DEMO is one of the premier conferences to launch a product. It has launched some of the key companies and products over the past few year. In one of my groups, someone recently asked – How do I get into Demo?
I’ve been lucky enough to have two companies accepted into DEMO. Here are some tips for getting invited and then tips for when you’re at the conference.
Getting Invited to Demo
The key to DEMO is making sure that you schedule a briefing with Chris Shipley over the next few months. If she likes your company, she will invite you on the spot to participate. Otherwise, she will consider you as a back up in case her initial invities are unable to participate. It’s probably a good idea to keep her updated on your company as you wait for the golden ticket.
What makes a good Demo?
1) Announce at Demo first: The product or solution must be announced at the conference – the availability can be that day or in the subsequent months. But the golden rule is no pre-announcements before the start of the conference.
2) Good spokesperson: Your briefing is like an audition for the big show. Make sure your spokesperson can succinctly describe the product and your company during the briefing.
3) Give the “wow” factor: Be able to give a sense of why your product would “wow” the crowd at the conference. In one case, we showed how the GPS tracking worked for a mobile device – in real-time and with a recording of the tracking
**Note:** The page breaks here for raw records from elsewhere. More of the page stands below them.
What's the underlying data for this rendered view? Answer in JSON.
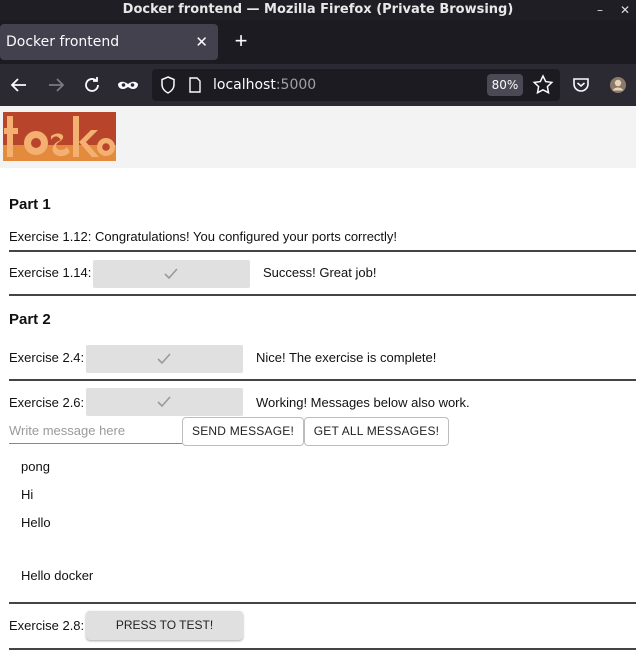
{
  "window": {
    "title": "Docker frontend — Mozilla Firefox (Private Browsing)"
  },
  "tab": {
    "label": "Docker frontend"
  },
  "urlbar": {
    "host": "localhost",
    "port": ":5000",
    "zoom": "80%"
  },
  "page": {
    "part1": {
      "title": "Part 1",
      "ex112": "Exercise 1.12: Congratulations! You configured your ports correctly!",
      "ex114_label": "Exercise 1.14:",
      "ex114_status": "Success! Great job!"
    },
    "part2": {
      "title": "Part 2",
      "ex24_label": "Exercise 2.4:",
      "ex24_status": "Nice! The exercise is complete!",
      "ex26_label": "Exercise 2.6:",
      "ex26_status": "Working! Messages below also work.",
      "message_placeholder": "Write message here",
      "send_button": "SEND MESSAGE!",
      "get_all_button": "GET ALL MESSAGES!",
      "messages": [
        "pong",
        "Hi",
        "Hello",
        "",
        "Hello docker"
      ],
      "ex28_label": "Exercise 2.8:",
      "test_button": "PRESS TO TEST!"
    }
  }
}
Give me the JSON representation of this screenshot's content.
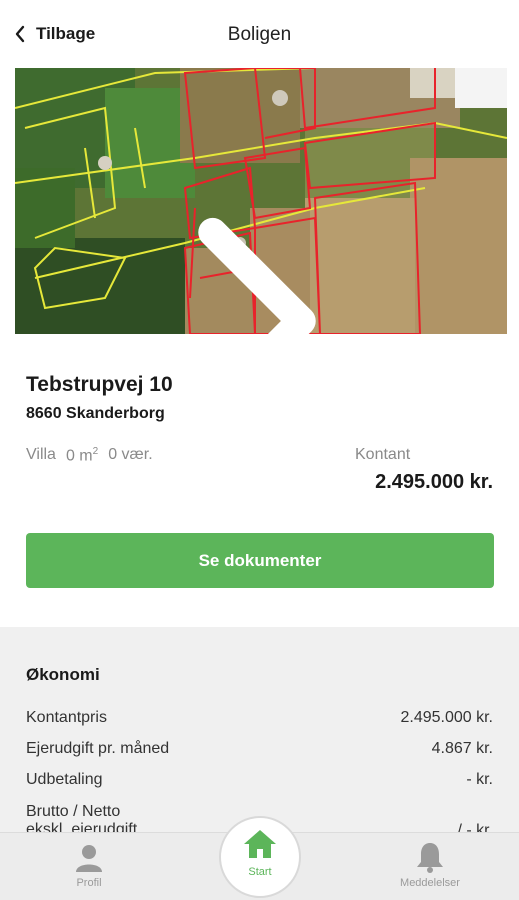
{
  "header": {
    "back_label": "Tilbage",
    "title": "Boligen"
  },
  "map": {
    "image": "aerial-property-map",
    "boundary_colors": [
      "#e8232b",
      "#e6e83a"
    ]
  },
  "property": {
    "street": "Tebstrupvej 10",
    "city": "8660 Skanderborg",
    "type": "Villa",
    "area": "0 m",
    "area_sup": "2",
    "rooms": "0 vær.",
    "price_label": "Kontant",
    "price": "2.495.000 kr."
  },
  "actions": {
    "documents_label": "Se dokumenter"
  },
  "economy": {
    "title": "Økonomi",
    "rows": [
      {
        "label": "Kontantpris",
        "value": "2.495.000 kr."
      },
      {
        "label": "Ejerudgift pr. måned",
        "value": "4.867 kr."
      },
      {
        "label": "Udbetaling",
        "value": "- kr."
      },
      {
        "label": "Brutto / Netto",
        "value": "/ - kr."
      }
    ],
    "row4_line2": "ekskl. ejerudgift"
  },
  "tabbar": {
    "profile": "Profil",
    "start": "Start",
    "messages": "Meddelelser"
  },
  "colors": {
    "accent": "#5cb55a",
    "muted": "#8a8a8a"
  }
}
4) Clear benefits and market potential: Be able to clearly communicate how your solution/product will be positioned in the market place as well as the business model.
You’re going to Demo. Now What?
Getting invited to demo is the first step, but your work isn’t done. Make sure that you emphasize that Demo requires a lot of preparation, including:
1) Script writing: Have a tight script that goes through the flow of the demo from transitions and camera angles (at most, 2 camera shots). Set up a work back plan that highlights deadlines for drafts, edits and final approval.
2) Rehearse, rehearse, rehearse: I have forced my presenters to practice multiple times to ensure that the script flows as written. And if you have two presenters, the rehearsal helps for transitions. It’s good to practice how you would cue the camera crew to switch camera angles.
3) Have a back up plan: Though showing your product live is great, be aware that the Internet connection can fail. Have a back up demo on your computer just in case. They don’t stop the show and this actually happened one year.
4) Network, network, network: Bring people who can not only discuss your company and solutions, but who can also network. There are a lot of reporters and it’s a PR person’s fantasy!